PROBLEM DESCRIPTION: In the listing below, locate the lines that hold the string "with". Copy those lines.
Start of DATA IN THIS EXERCISE
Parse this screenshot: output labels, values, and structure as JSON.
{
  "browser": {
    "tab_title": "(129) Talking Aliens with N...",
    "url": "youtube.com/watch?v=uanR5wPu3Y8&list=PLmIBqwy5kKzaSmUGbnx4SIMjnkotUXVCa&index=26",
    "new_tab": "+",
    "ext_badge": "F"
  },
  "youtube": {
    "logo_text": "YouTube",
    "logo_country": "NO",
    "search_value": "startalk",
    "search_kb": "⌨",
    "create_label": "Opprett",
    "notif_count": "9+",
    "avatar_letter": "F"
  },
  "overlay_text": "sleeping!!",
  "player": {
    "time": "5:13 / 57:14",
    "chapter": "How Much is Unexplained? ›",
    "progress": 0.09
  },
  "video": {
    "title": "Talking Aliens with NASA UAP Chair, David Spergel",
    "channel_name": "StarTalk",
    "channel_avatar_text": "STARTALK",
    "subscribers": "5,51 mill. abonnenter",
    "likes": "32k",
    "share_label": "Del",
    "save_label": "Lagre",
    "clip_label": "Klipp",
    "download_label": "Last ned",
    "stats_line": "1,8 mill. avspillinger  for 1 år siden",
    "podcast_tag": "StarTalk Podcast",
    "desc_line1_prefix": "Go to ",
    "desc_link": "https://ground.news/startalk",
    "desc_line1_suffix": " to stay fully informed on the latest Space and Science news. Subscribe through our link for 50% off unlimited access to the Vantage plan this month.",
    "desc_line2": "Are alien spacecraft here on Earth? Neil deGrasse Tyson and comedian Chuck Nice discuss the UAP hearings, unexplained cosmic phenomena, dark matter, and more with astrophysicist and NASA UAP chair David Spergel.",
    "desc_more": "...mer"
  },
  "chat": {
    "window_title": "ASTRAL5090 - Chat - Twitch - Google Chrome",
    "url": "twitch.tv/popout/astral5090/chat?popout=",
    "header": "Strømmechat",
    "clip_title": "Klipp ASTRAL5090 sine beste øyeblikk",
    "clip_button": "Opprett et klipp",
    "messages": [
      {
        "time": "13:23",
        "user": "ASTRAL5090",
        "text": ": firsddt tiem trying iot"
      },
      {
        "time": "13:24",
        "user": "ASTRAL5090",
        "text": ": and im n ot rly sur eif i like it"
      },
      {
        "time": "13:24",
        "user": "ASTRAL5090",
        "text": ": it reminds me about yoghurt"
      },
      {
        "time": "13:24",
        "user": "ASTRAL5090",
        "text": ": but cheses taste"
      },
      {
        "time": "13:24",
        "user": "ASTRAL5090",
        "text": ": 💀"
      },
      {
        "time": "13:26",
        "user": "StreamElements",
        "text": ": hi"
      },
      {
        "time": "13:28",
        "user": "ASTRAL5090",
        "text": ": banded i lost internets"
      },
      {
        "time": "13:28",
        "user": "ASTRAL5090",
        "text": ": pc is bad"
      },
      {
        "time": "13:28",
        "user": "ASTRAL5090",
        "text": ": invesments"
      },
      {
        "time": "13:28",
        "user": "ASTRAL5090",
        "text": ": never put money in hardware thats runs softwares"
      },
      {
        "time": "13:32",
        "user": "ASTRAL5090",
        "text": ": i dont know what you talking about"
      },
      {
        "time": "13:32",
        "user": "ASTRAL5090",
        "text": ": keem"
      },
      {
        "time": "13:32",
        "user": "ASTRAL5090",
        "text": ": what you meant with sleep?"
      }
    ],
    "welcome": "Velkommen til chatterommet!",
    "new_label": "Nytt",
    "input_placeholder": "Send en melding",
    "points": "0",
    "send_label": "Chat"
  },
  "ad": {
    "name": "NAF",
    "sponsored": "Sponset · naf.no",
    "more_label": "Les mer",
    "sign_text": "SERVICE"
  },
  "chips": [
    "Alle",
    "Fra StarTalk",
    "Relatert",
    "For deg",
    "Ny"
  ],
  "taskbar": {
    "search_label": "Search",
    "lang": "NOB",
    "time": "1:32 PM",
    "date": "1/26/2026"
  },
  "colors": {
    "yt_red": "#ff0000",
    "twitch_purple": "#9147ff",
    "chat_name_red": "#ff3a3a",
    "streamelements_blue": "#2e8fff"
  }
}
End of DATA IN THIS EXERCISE
WRITTEN SOLUTION:
    "tab_title": "(129) Talking Aliens with N...",
    "title": "Talking Aliens with NASA UAP Chair, David Spergel",
    "desc_line2": "Are alien spacecraft here on Earth? Neil deGrasse Tyson and comedian Chuck Nice discuss the UAP hearings, unexplained cosmic phenomena, dark matter, and more with astrophysicist and NASA UAP chair David Spergel.",
        "text": ": what you meant with sleep?"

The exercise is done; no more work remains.